18. Cake cutting. Your venue may place the cake table into a dark corner of the room and then you'll be kind of hemmed in with your friends and family surrounding you paparazzi style! And all of the flashes will create weird shadows against the wall. Consider asking your venue coordinator if the cake can be moved to a more open and photogenic location - maybe the middle of the dance floor. Also consider if you're serving cake as one of your dessert options, you may need to cut it in between courses to allow the kitchen to prepare it for serving - make sure your photographer is aware of this!

Here are some stunning cakes in great locations. Let them eat cake!

19. If my clients agree, I like to steal them away for about 10-15 minutes around sunset or even late at night. We'll sneak outside and get some beautiful relaxed portraits and you get a little extra time alone. Let me know if you'd like to do this.

20. If you have a guest signature book with pictures from your engagement session, place it somewhere obvious and have your wedding party write in it first. Sometimes guests are scared be the first one to write! You can also ask your DJ to make an announcement asking people to sign. Ultra fine point acid-free Sharpies are a good choice. Have at least 3 pens, they always go missing.

21. Wear your hearts on your sleeves on your wedding day. don't be afraid to show emotion and affection.

22. Share information with your photographer. I love it when couples tell me about the details that are extremely personal to them - the wooden soldier standing in for a brother serving in Iraq - the jewelry given to the bride by her new parents-in law. Having said that it's equally important to trust your photographer! (This is assuming you have a kick-a** photographer in the first place). Some of the bridal magazines and websites will have articles on "500 must have wedding shots". Believe me, your photographer knows that you want a picture of "the kiss" and "the first dance" without such a list. I can work from a 500 item list but there's a good chance I'll be so busy checking off items that I'll miss unexpected and spontaneous moments - like when during his toast, your Father pulls out the slightly worn and crumpled photo he's carried in his wallet since you were three:
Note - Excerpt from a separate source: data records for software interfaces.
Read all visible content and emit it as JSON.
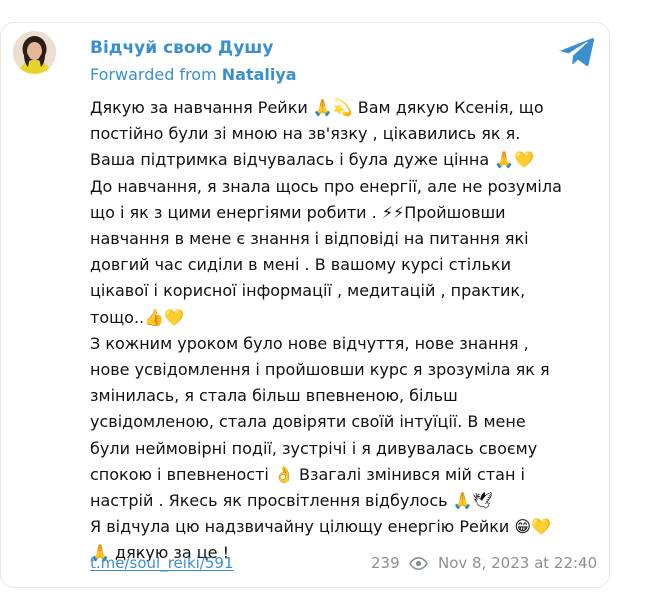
{
  "post": {
    "channel_name": "Відчуй свою Душу",
    "forwarded_prefix": "Forwarded from ",
    "forwarded_from": "Nataliya",
    "message_lines": [
      "Дякую за навчання Рейки 🙏💫 Вам дякую Ксенія, що",
      "постійно були зі мною на зв'язку , цікавились як я.",
      "Ваша підтримка відчувалась і була дуже цінна 🙏💛",
      "До навчання, я знала щось про енергії, але не розуміла",
      "що і як з цими енергіями робити . ⚡⚡Пройшовши",
      "навчання в мене є знання і відповіді на питання які",
      "довгий час сиділи в мені . В вашому курсі стільки",
      "цікавої і корисної інформації , медитацій , практик,",
      "тощо..👍💛",
      "З кожним уроком було нове відчуття, нове знання ,",
      "нове усвідомлення і пройшовши курс я зрозуміла як я",
      "змінилась, я стала більш впевненою, більш",
      "усвідомленою, стала довіряти своїй інтуїції. В мене",
      "були неймовірні події, зустрічі і я дивувалась своєму",
      "спокою і впевненості 👌 Взагалі змінився мій стан і",
      "настрій . Якесь як просвітлення відбулось 🙏🕊",
      "Я відчула цю надзвичайну цілющу енергію Рейки 😁💛",
      "🙏 дякую за це !"
    ],
    "link": "t.me/soul_reiki/591",
    "views": "239",
    "date": "Nov 8, 2023 at 22:40"
  },
  "icons": {
    "telegram": "telegram-logo-icon",
    "views": "eye-icon",
    "avatar": "channel-avatar"
  },
  "colors": {
    "accent": "#3a90cf",
    "text": "#111111",
    "meta": "#8a9096",
    "border": "#e4e7ea"
  }
}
23. Plan your reception with your guests in mind. If people are surprised they'll have more fun. Photobooths, Neil Diamond impersonators, a Riverdance performance - it's all good! The guests at Linda & Tom's wedding at Willowdale Estate were delighted to enjoy mini-sliders and even happier to pick up a box of Italian cookies at the end of the evening. Remember that some of your older guests are likely to leave early so you may not want to wait until too late in the night to cut the cake or do your bouquet toss:

24. And talking of bouquet tosses, I've recently seen a lot of alternatives to the bouquet toss such as all of the married couples dancing then gradually leaving the dance floor until the longest married couple remains and they're given the bouquet. If you plan on doing a traditional bouquet toss, talk to your photographer to figure out a good location. And then don't be shy about faking it once, twice, three times and then throw. The anticipation will build and it allows for extra pictures. And of course if you accidentally hit one of your flower girls with the bouquet you can always ask for a do-over:
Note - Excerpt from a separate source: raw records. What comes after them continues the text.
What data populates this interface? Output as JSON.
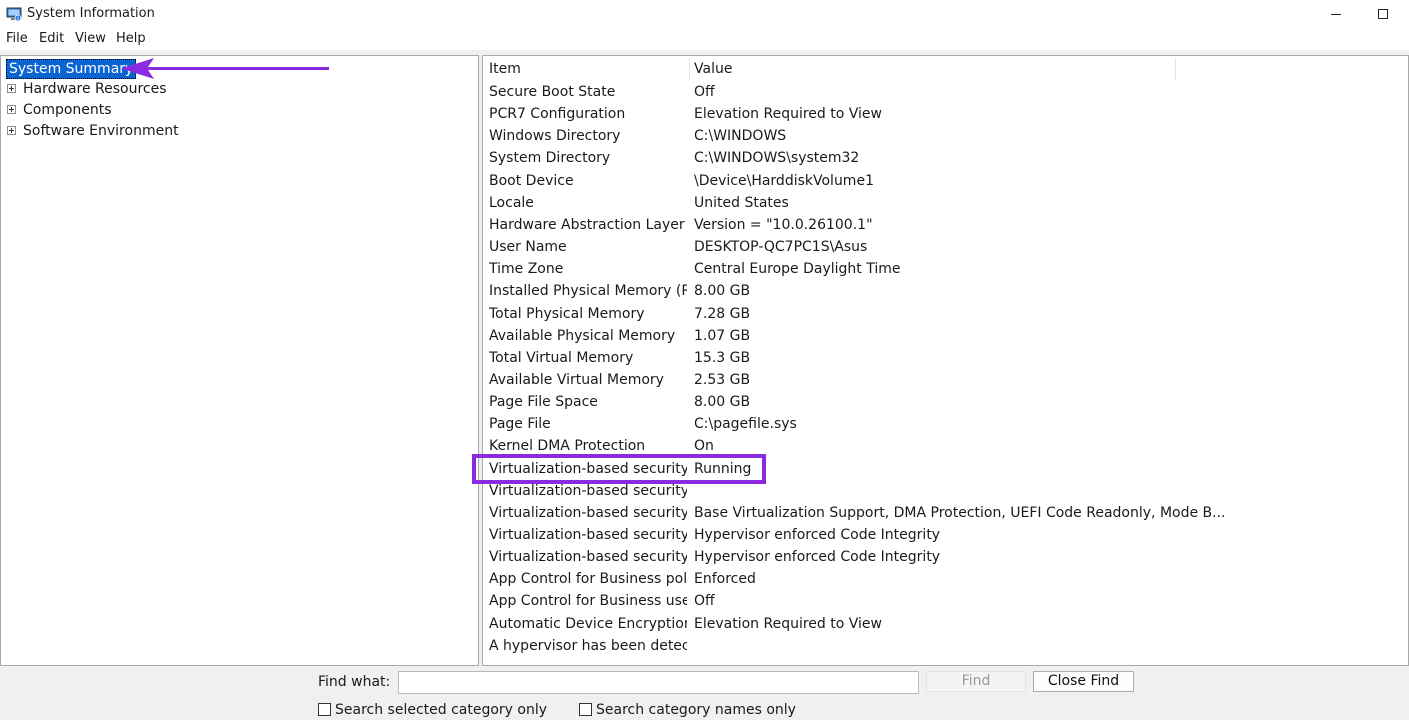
{
  "window": {
    "title": "System Information"
  },
  "menu": [
    "File",
    "Edit",
    "View",
    "Help"
  ],
  "tree": {
    "root": "System Summary",
    "children": [
      "Hardware Resources",
      "Components",
      "Software Environment"
    ]
  },
  "list": {
    "headers": {
      "item": "Item",
      "value": "Value"
    },
    "rows": [
      {
        "item": "Secure Boot State",
        "value": "Off"
      },
      {
        "item": "PCR7 Configuration",
        "value": "Elevation Required to View"
      },
      {
        "item": "Windows Directory",
        "value": "C:\\WINDOWS"
      },
      {
        "item": "System Directory",
        "value": "C:\\WINDOWS\\system32"
      },
      {
        "item": "Boot Device",
        "value": "\\Device\\HarddiskVolume1"
      },
      {
        "item": "Locale",
        "value": "United States"
      },
      {
        "item": "Hardware Abstraction Layer",
        "value": "Version = \"10.0.26100.1\""
      },
      {
        "item": "User Name",
        "value": "DESKTOP-QC7PC1S\\Asus"
      },
      {
        "item": "Time Zone",
        "value": "Central Europe Daylight Time"
      },
      {
        "item": "Installed Physical Memory (RA...",
        "value": "8.00 GB"
      },
      {
        "item": "Total Physical Memory",
        "value": "7.28 GB"
      },
      {
        "item": "Available Physical Memory",
        "value": "1.07 GB"
      },
      {
        "item": "Total Virtual Memory",
        "value": "15.3 GB"
      },
      {
        "item": "Available Virtual Memory",
        "value": "2.53 GB"
      },
      {
        "item": "Page File Space",
        "value": "8.00 GB"
      },
      {
        "item": "Page File",
        "value": "C:\\pagefile.sys"
      },
      {
        "item": "Kernel DMA Protection",
        "value": "On"
      },
      {
        "item": "Virtualization-based security",
        "value": "Running"
      },
      {
        "item": "Virtualization-based security ...",
        "value": ""
      },
      {
        "item": "Virtualization-based security ...",
        "value": "Base Virtualization Support, DMA Protection, UEFI Code Readonly, Mode B..."
      },
      {
        "item": "Virtualization-based security S...",
        "value": "Hypervisor enforced Code Integrity"
      },
      {
        "item": "Virtualization-based security S...",
        "value": "Hypervisor enforced Code Integrity"
      },
      {
        "item": "App Control for Business policy",
        "value": "Enforced"
      },
      {
        "item": "App Control for Business user ...",
        "value": "Off"
      },
      {
        "item": "Automatic Device Encryption ...",
        "value": "Elevation Required to View"
      },
      {
        "item": "A hypervisor has been detecte...",
        "value": ""
      }
    ]
  },
  "find": {
    "label": "Find what:",
    "input_value": "",
    "find_button": "Find",
    "close_button": "Close Find",
    "check_selected": "Search selected category only",
    "check_names": "Search category names only"
  },
  "colors": {
    "selection": "#0a64d2",
    "annotation": "#8a2be2"
  }
}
So I hope part II was helpful and you didn't mind my comment-demands yesterday! Useful? Questions? Want more?


  1. yay! the rest of the tips! thank you!
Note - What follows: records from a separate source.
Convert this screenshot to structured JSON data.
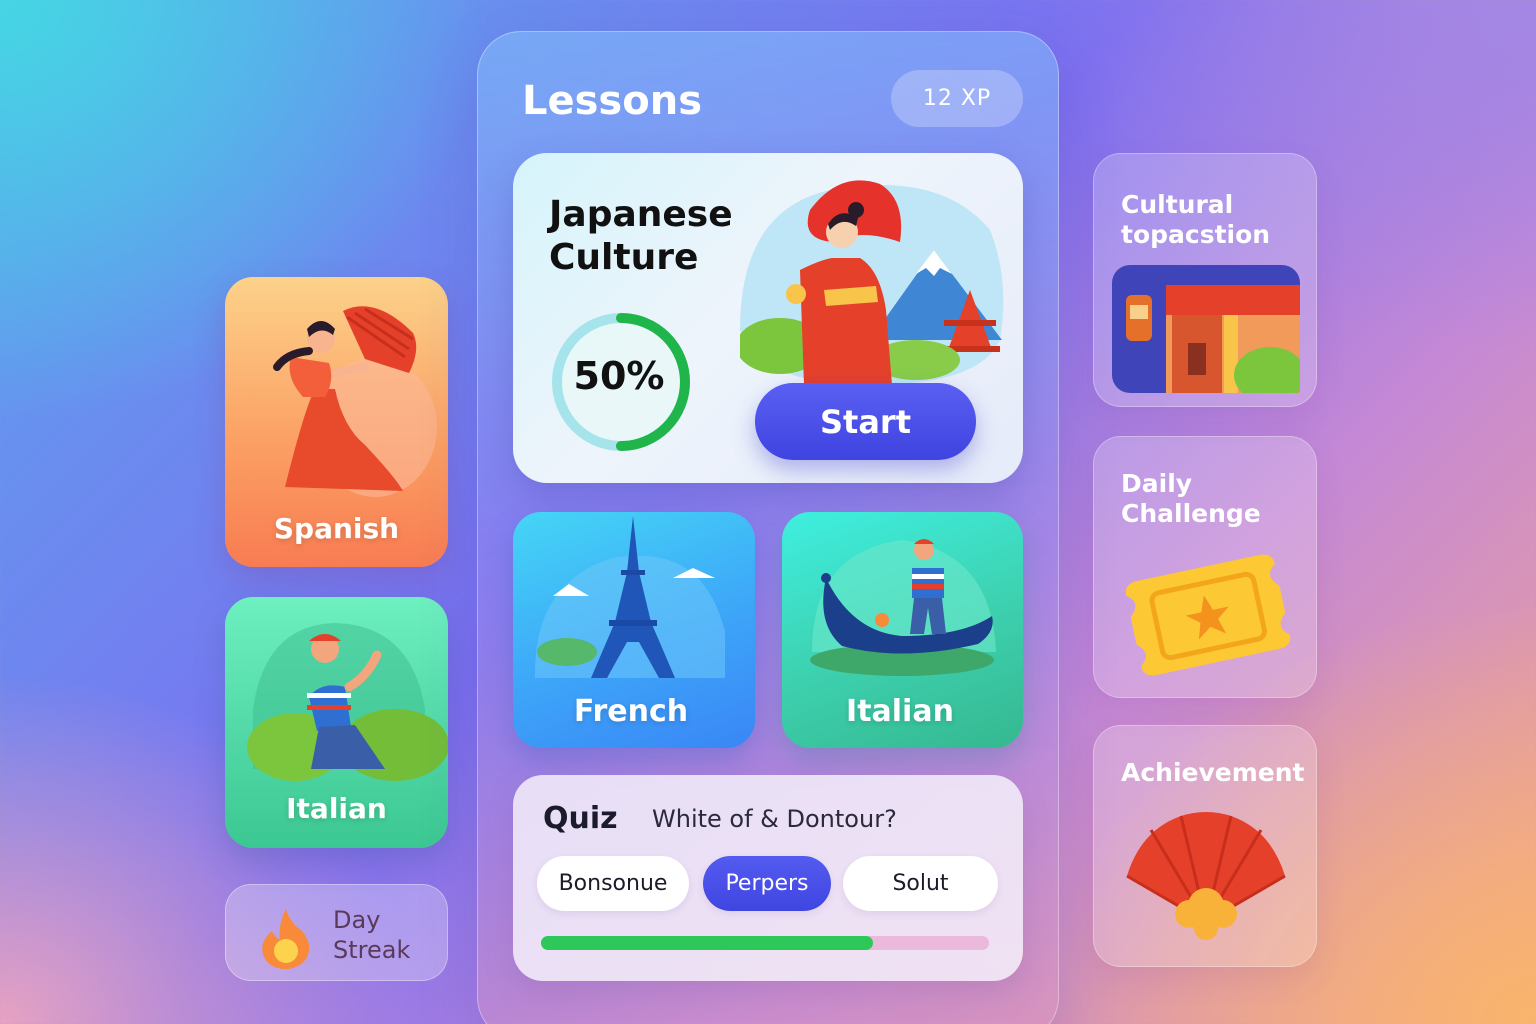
{
  "header": {
    "title": "Lessons",
    "xp": "12 XP"
  },
  "featured": {
    "title": "Japanese Culture",
    "progress_label": "50%",
    "progress": 0.5,
    "start_label": "Start"
  },
  "left_cards": {
    "spanish": "Spanish",
    "italian": "Italian",
    "streak": "Day Streak"
  },
  "mid_cards": {
    "french": "French",
    "italian": "Italian"
  },
  "quiz": {
    "title": "Quiz",
    "question": "White of & Dontour?",
    "options": [
      "Bonsonue",
      "Perpers",
      "Solut"
    ],
    "selected": "Perpers",
    "progress": 0.74
  },
  "right_cards": {
    "cultural": "Cultural topacstion",
    "daily": "Daily Challenge",
    "achievement": "Achievement"
  },
  "colors": {
    "accent": "#4147e4",
    "progress_green": "#2ec85a",
    "spanish": "#f98e5a",
    "italian": "#4fd6a4",
    "french": "#3da6f8"
  }
}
  2. Yayyy!!! Lots of good tips and I *love* the kiss collage! And the all the cake photos! Thanks Leah!

    PS. Did you do the food art yourself? Hilarious!

  3. If you get 12 more posts will you do 12 more tips :) Love them all!

  4. am laughing--much harder than I should be--at the thought of an ill-aimed bouquet toss. Poor flower girl!

  5. Food art is available at no additional cost, I usually just require a willing participant sitting next to me :)

  6. Some more great tips! Glad you posted them. Keep them coming! I am sure you have more ;)